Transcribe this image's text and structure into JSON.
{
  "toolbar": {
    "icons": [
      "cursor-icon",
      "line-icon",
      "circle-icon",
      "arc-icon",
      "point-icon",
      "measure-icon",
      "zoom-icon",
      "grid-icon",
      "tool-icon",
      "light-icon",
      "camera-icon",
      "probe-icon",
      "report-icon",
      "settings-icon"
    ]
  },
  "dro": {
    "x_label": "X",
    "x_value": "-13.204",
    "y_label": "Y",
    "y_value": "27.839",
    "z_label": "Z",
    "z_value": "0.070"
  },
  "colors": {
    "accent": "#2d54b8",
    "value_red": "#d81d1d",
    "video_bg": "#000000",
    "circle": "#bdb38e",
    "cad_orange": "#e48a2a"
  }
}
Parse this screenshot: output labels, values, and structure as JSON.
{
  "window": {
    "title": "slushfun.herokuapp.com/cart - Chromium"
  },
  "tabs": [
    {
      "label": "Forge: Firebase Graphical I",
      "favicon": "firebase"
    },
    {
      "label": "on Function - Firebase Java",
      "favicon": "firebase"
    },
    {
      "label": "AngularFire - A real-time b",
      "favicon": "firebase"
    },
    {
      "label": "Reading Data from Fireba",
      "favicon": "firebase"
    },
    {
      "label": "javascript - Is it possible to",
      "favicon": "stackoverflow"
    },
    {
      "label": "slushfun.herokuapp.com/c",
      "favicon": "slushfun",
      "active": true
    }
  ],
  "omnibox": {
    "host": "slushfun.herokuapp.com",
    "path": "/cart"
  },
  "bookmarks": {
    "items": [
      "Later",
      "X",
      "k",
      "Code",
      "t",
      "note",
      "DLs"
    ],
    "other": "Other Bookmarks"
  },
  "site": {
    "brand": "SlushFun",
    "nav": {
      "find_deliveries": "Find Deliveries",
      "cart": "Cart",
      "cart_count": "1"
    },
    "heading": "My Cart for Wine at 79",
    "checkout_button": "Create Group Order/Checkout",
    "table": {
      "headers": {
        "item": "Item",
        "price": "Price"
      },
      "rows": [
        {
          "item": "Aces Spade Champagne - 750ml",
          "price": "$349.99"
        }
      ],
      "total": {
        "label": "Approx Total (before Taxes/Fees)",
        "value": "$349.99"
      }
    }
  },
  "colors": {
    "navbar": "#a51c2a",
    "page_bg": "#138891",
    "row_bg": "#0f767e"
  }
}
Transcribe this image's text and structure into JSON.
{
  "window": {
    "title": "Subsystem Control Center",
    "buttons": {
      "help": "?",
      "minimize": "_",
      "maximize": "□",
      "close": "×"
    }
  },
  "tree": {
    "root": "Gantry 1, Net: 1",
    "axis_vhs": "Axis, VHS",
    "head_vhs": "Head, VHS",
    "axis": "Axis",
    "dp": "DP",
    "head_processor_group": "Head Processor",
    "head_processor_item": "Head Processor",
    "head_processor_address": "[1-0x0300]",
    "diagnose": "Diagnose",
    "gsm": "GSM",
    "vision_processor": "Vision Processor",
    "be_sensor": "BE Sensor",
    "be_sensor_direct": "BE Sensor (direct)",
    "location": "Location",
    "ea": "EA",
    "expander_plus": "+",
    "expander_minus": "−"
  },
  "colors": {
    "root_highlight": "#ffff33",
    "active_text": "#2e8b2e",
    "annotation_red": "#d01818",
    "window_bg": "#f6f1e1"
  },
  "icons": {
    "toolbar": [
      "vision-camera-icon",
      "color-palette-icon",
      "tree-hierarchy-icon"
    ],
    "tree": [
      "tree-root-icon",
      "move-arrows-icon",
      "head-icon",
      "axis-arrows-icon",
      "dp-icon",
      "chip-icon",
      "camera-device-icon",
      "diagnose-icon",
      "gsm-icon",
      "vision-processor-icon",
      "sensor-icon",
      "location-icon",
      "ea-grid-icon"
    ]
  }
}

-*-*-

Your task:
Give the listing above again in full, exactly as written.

Written solution:
Transcribe this image's text and structure into JSON.
{
  "toolbar": {
    "icons": [
      "cursor-icon",
      "line-icon",
      "circle-icon",
      "arc-icon",
      "point-icon",
      "measure-icon",
      "zoom-icon",
      "grid-icon",
      "tool-icon",
      "light-icon",
      "camera-icon",
      "probe-icon",
      "report-icon",
      "settings-icon"
    ]
  },
  "dro": {
    "x_label": "X",
    "x_value": "-13.204",
    "y_label": "Y",
    "y_value": "27.839",
    "z_label": "Z",
    "z_value": "0.070"
  },
  "colors": {
    "accent": "#2d54b8",
    "value_red": "#d81d1d",
    "video_bg": "#000000",
    "circle": "#bdb38e",
    "cad_orange": "#e48a2a"
  }
}
Parse this screenshot: output labels, values, and structure as JSON.
{
  "window": {
    "title": "slushfun.herokuapp.com/cart - Chromium"
  },
  "tabs": [
    {
      "label": "Forge: Firebase Graphical I",
      "favicon": "firebase"
    },
    {
      "label": "on Function - Firebase Java",
      "favicon": "firebase"
    },
    {
      "label": "AngularFire - A real-time b",
      "favicon": "firebase"
    },
    {
      "label": "Reading Data from Fireba",
      "favicon": "firebase"
    },
    {
      "label": "javascript - Is it possible to",
      "favicon": "stackoverflow"
    },
    {
      "label": "slushfun.herokuapp.com/c",
      "favicon": "slushfun",
      "active": true
    }
  ],
  "omnibox": {
    "host": "slushfun.herokuapp.com",
    "path": "/cart"
  },
  "bookmarks": {
    "items": [
      "Later",
      "X",
      "k",
      "Code",
      "t",
      "note",
      "DLs"
    ],
    "other": "Other Bookmarks"
  },
  "site": {
    "brand": "SlushFun",
    "nav": {
      "find_deliveries": "Find Deliveries",
      "cart": "Cart",
      "cart_count": "1"
    },
    "heading": "My Cart for Wine at 79",
    "checkout_button": "Create Group Order/Checkout",
    "table": {
      "headers": {
        "item": "Item",
        "price": "Price"
      },
      "rows": [
        {
          "item": "Aces Spade Champagne - 750ml",
          "price": "$349.99"
        }
      ],
      "total": {
        "label": "Approx Total (before Taxes/Fees)",
        "value": "$349.99"
      }
    }
  },
  "colors": {
    "navbar": "#a51c2a",
    "page_bg": "#138891",
    "row_bg": "#0f767e"
  }
}
Transcribe this image's text and structure into JSON.
{
  "window": {
    "title": "Subsystem Control Center",
    "buttons": {
      "help": "?",
      "minimize": "_",
      "maximize": "□",
      "close": "×"
    }
  },
  "tree": {
    "root": "Gantry 1, Net: 1",
    "axis_vhs": "Axis, VHS",
    "head_vhs": "Head, VHS",
    "axis": "Axis",
    "dp": "DP",
    "head_processor_group": "Head Processor",
    "head_processor_item": "Head Processor",
    "head_processor_address": "[1-0x0300]",
    "diagnose": "Diagnose",
    "gsm": "GSM",
    "vision_processor": "Vision Processor",
    "be_sensor": "BE Sensor",
    "be_sensor_direct": "BE Sensor (direct)",
    "location": "Location",
    "ea": "EA",
    "expander_plus": "+",
    "expander_minus": "−"
  },
  "colors": {
    "root_highlight": "#ffff33",
    "active_text": "#2e8b2e",
    "annotation_red": "#d01818",
    "window_bg": "#f6f1e1"
  },
  "icons": {
    "toolbar": [
      "vision-camera-icon",
      "color-palette-icon",
      "tree-hierarchy-icon"
    ],
    "tree": [
      "tree-root-icon",
      "move-arrows-icon",
      "head-icon",
      "axis-arrows-icon",
      "dp-icon",
      "chip-icon",
      "camera-device-icon",
      "diagnose-icon",
      "gsm-icon",
      "vision-processor-icon",
      "sensor-icon",
      "location-icon",
      "ea-grid-icon"
    ]
  }
}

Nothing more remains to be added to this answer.